Copy each line of the records below that mentions the word "text".

- - - - -

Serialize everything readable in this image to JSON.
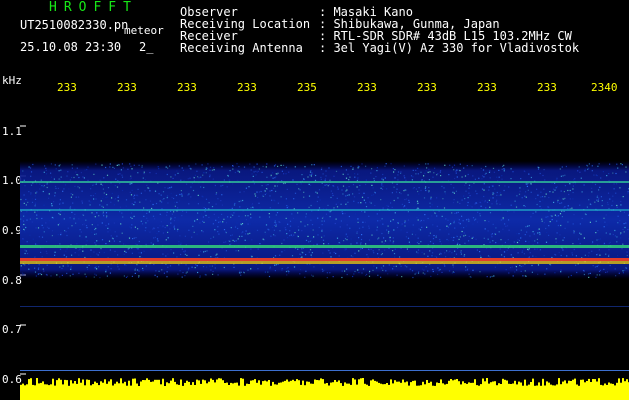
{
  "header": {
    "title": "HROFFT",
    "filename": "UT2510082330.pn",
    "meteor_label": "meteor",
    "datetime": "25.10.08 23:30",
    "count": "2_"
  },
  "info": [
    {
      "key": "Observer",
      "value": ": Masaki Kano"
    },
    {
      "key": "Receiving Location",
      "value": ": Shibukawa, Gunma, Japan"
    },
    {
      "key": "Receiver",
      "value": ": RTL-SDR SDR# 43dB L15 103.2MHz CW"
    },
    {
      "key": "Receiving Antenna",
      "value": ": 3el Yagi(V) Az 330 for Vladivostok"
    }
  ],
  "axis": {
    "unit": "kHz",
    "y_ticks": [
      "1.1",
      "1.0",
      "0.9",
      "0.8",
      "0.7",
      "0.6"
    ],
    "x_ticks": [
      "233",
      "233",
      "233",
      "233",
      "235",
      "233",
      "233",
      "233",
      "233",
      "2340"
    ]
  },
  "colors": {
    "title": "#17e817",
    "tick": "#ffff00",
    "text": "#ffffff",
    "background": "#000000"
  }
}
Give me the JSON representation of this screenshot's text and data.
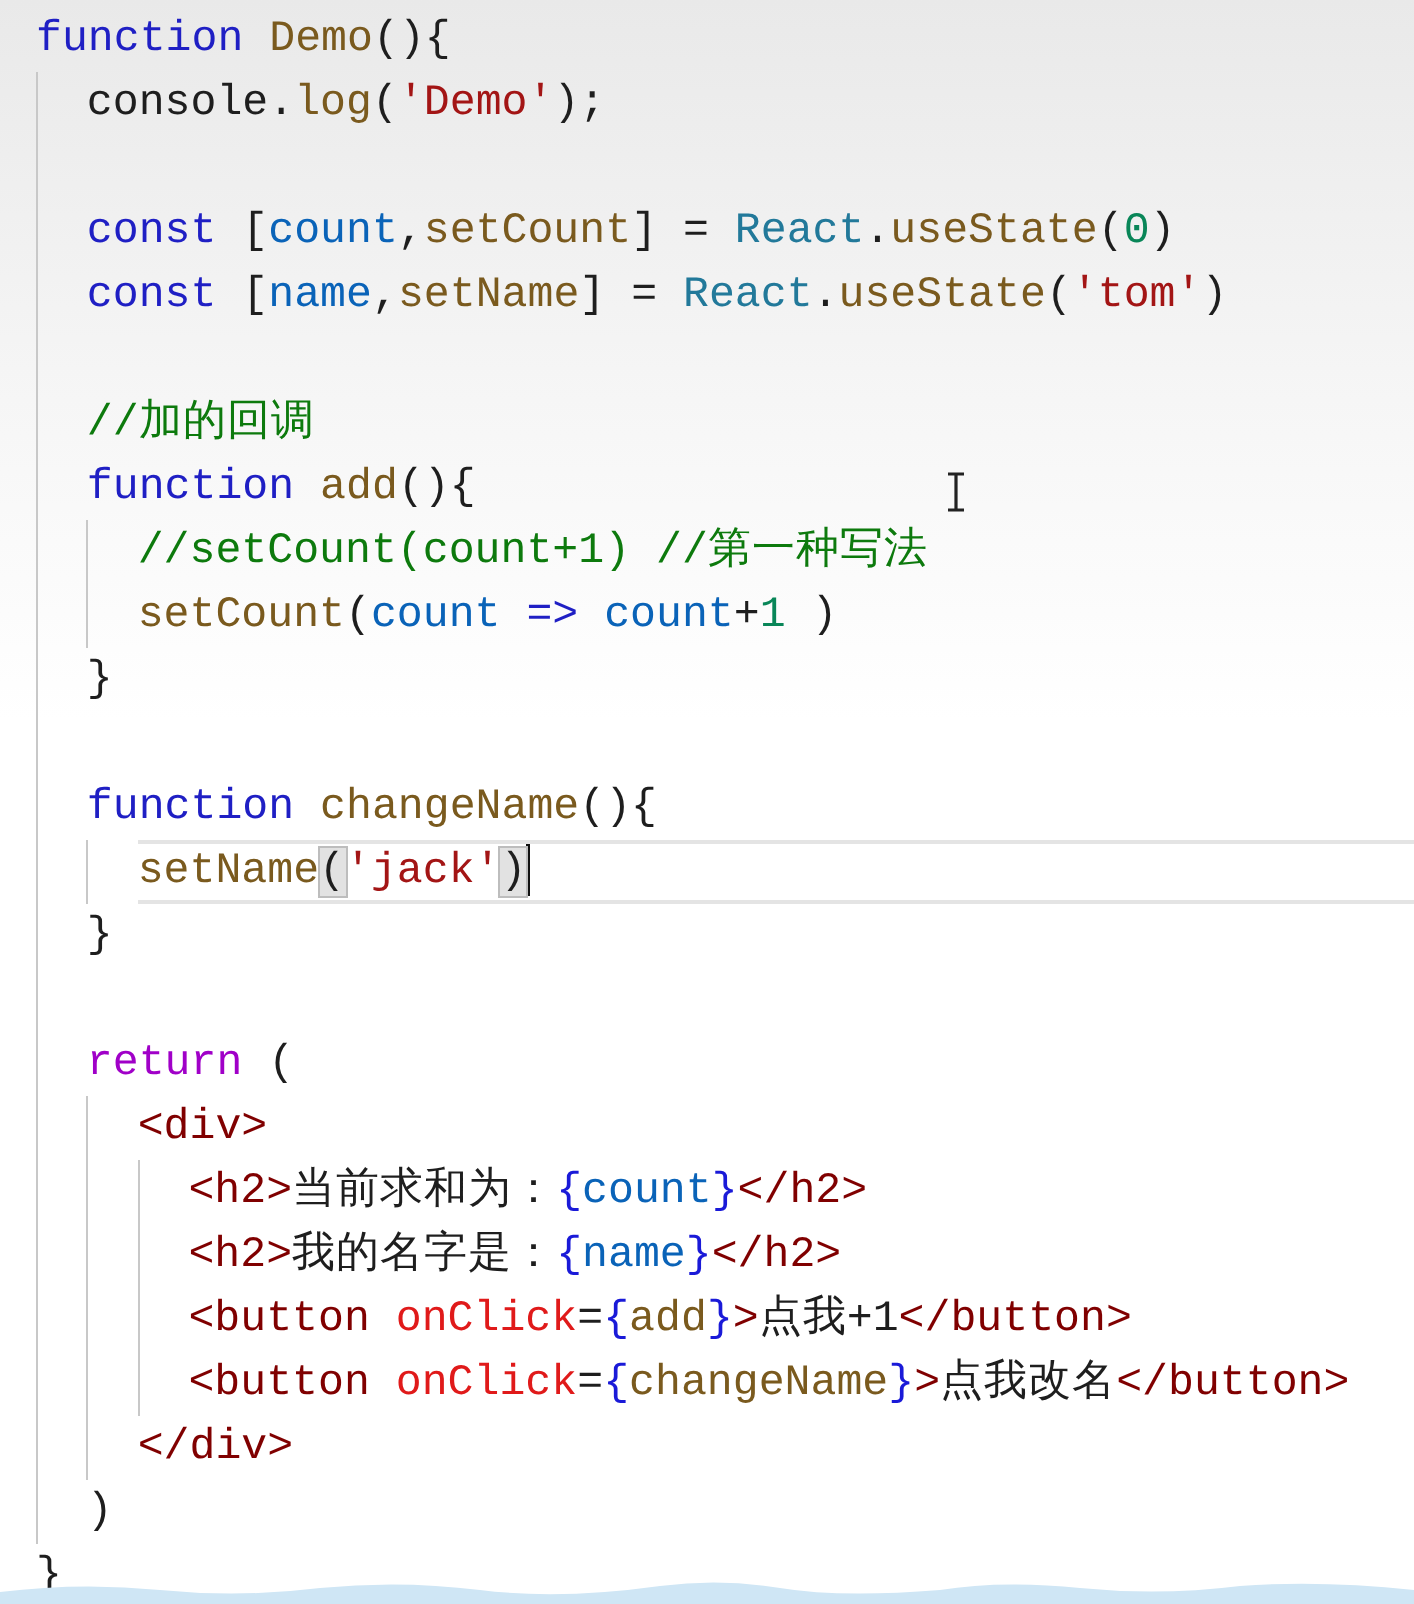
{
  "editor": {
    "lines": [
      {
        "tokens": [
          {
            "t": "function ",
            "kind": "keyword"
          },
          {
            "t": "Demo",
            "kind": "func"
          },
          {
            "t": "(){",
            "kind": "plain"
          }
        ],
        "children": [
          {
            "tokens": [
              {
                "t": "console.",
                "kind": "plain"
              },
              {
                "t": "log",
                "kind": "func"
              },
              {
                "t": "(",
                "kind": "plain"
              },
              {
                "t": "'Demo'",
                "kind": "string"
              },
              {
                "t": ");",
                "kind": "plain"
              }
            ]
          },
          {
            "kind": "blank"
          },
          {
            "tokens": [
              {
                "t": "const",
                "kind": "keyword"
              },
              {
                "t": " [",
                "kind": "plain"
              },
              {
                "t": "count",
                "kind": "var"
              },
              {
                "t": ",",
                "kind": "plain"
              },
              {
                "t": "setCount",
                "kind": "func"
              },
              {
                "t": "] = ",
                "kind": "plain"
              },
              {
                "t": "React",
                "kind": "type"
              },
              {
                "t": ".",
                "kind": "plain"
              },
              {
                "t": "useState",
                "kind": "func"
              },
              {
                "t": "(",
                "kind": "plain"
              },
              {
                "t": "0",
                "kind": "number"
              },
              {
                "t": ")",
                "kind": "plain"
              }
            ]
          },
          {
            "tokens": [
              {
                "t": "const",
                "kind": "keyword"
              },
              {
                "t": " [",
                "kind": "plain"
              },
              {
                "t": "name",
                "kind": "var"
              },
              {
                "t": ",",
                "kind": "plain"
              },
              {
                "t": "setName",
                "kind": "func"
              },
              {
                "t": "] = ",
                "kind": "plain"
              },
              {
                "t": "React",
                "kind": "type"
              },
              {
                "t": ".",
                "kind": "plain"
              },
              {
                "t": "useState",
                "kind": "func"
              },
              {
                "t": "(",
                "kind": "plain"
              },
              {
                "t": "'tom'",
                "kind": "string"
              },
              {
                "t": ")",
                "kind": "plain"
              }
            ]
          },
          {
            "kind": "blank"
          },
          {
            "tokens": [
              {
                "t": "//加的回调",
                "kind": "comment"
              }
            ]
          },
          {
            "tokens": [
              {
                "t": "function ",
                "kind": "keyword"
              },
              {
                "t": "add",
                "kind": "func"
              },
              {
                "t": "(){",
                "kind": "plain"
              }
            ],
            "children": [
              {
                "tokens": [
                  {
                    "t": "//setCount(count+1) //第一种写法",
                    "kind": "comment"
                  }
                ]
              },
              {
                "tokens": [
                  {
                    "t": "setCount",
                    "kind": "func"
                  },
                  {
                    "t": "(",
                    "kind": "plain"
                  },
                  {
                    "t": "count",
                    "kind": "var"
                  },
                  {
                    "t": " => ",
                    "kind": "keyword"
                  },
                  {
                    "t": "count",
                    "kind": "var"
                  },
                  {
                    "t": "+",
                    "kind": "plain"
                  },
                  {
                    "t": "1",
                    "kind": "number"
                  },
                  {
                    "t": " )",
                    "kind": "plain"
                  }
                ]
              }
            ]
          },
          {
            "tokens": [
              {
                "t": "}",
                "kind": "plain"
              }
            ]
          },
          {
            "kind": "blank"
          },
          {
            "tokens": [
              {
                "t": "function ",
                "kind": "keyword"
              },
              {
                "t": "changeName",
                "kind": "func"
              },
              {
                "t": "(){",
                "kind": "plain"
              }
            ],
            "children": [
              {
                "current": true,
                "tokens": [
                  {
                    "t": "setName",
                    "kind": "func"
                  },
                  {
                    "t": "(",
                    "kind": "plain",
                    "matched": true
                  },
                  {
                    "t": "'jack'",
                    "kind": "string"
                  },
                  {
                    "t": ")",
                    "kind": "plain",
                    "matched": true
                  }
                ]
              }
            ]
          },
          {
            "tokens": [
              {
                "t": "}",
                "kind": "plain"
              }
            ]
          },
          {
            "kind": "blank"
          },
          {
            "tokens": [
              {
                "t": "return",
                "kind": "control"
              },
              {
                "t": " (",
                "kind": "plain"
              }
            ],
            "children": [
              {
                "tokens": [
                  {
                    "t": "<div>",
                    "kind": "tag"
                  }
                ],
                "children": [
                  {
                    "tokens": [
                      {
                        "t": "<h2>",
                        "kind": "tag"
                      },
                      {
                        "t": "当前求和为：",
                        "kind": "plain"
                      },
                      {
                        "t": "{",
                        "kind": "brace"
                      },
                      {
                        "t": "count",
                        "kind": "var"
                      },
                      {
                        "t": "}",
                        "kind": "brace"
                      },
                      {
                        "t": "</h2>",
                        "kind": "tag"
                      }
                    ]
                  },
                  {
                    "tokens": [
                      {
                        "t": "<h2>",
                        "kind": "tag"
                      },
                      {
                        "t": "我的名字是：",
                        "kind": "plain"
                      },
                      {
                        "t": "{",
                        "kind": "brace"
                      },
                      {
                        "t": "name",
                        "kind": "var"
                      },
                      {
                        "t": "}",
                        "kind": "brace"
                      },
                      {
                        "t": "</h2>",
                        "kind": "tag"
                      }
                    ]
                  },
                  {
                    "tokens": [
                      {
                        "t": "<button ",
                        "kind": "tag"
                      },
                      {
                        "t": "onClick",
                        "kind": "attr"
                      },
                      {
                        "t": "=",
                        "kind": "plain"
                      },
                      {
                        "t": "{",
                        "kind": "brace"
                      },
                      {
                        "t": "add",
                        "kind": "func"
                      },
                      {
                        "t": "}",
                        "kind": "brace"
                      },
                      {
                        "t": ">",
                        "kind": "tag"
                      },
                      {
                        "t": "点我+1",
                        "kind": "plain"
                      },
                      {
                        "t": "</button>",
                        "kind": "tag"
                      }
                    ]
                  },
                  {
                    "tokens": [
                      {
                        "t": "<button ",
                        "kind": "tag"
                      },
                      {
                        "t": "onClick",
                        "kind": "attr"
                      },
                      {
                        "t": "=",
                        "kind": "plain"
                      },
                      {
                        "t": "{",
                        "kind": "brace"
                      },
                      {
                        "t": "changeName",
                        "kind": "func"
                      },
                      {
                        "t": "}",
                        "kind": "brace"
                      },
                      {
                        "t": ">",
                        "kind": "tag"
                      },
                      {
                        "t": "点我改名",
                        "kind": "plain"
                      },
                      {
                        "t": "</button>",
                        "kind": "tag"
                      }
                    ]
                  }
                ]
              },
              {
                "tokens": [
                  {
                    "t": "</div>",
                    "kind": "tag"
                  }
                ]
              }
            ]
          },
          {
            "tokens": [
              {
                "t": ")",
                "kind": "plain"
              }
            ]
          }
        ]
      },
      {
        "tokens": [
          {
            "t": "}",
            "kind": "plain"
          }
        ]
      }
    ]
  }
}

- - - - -

• Result of the task:
    "text": "#ffffff",
Give me the JSON representation of this screenshot's text and data.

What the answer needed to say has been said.